> _Material for this exercise_
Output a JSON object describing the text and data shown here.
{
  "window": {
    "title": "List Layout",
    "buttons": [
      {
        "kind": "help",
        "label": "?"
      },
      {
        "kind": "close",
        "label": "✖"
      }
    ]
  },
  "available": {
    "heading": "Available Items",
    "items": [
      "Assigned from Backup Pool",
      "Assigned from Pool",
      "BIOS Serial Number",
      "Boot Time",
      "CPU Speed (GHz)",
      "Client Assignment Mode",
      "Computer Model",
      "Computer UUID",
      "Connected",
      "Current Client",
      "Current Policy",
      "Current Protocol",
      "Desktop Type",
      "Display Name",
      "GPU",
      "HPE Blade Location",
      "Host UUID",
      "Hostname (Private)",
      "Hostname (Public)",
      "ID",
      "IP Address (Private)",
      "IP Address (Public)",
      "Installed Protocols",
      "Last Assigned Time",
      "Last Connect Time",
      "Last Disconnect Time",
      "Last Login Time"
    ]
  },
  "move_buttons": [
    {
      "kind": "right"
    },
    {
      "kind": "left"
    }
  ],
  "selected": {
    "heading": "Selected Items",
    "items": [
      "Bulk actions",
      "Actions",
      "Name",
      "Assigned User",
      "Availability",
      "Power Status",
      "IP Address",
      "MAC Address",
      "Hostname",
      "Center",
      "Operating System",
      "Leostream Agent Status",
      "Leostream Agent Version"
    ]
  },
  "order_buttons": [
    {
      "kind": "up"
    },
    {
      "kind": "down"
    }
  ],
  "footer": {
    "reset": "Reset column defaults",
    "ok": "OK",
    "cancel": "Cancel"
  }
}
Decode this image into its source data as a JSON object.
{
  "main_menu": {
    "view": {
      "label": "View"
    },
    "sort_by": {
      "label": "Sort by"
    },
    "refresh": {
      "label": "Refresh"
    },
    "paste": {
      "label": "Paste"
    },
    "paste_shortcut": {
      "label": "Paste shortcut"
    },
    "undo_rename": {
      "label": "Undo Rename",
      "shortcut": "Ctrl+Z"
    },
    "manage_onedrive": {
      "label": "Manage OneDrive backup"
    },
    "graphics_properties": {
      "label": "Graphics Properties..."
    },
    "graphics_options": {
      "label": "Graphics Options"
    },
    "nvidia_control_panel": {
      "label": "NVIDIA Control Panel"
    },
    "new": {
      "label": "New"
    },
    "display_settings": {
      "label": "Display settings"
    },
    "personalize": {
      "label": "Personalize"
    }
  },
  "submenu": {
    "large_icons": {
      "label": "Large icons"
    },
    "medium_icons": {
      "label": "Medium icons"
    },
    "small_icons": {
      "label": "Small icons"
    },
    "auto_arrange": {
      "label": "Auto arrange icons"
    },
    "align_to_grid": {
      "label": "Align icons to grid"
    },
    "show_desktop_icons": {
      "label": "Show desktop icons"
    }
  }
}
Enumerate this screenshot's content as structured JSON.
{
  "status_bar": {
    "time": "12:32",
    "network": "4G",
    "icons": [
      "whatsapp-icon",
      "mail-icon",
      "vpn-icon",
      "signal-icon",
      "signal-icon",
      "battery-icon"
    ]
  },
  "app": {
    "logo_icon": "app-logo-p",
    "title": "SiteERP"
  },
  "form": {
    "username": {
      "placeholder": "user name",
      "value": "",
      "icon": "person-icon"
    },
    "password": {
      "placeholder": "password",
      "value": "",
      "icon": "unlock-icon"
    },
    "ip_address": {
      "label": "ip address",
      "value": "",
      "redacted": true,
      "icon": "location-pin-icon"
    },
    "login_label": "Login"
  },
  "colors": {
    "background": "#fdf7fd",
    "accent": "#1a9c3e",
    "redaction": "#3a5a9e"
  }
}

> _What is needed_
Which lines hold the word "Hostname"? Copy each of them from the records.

> _Problem solution_
      "Hostname (Private)",
      "Hostname (Public)",
      "Hostname",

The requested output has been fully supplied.